From the entries that follow, extract each line holding the string "colour".

Top of Records for this task

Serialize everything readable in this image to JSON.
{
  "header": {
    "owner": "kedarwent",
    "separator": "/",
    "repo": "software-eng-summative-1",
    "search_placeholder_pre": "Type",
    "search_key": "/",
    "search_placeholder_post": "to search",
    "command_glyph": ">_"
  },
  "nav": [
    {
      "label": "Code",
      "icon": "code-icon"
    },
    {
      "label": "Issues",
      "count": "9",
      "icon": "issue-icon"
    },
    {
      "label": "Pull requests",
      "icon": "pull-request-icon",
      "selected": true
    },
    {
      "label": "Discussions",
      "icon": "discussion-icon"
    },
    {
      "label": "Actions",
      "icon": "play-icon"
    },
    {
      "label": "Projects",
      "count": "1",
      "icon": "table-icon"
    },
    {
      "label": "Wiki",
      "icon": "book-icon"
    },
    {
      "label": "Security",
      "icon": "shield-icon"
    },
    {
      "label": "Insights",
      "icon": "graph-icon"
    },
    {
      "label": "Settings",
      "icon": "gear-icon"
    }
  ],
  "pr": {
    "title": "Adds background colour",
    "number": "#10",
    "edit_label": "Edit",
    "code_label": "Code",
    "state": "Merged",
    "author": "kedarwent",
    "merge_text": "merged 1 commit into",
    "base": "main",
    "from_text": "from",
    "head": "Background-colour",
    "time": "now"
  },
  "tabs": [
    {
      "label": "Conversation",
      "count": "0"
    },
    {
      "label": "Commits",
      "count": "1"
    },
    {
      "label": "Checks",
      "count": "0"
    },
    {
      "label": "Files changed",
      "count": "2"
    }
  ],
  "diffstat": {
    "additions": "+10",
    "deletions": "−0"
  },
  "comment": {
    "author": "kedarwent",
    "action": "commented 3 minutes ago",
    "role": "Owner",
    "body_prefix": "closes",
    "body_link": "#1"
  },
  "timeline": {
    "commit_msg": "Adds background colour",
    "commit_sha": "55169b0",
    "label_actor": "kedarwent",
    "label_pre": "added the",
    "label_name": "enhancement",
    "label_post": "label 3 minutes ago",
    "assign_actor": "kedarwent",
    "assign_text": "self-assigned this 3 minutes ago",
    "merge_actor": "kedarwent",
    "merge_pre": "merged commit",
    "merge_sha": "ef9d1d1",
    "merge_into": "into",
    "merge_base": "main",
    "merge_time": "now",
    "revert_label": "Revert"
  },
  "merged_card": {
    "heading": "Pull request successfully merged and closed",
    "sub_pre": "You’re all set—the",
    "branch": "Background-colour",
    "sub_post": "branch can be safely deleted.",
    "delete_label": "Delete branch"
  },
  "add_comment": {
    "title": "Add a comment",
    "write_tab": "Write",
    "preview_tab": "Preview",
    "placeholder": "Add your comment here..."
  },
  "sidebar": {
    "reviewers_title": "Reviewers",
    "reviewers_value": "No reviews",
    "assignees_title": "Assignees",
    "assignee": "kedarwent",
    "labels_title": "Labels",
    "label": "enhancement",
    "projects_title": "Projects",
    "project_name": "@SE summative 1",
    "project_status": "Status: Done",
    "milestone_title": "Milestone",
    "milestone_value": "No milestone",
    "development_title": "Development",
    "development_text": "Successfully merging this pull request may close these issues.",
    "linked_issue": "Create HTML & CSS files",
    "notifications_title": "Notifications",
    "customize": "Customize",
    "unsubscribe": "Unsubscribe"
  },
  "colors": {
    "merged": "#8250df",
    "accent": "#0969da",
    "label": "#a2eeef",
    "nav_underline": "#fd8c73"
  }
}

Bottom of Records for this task

» Solution for this exercise:
    "title": "Adds background colour",
    "head": "Background-colour",
    "commit_msg": "Adds background colour",
    "branch": "Background-colour",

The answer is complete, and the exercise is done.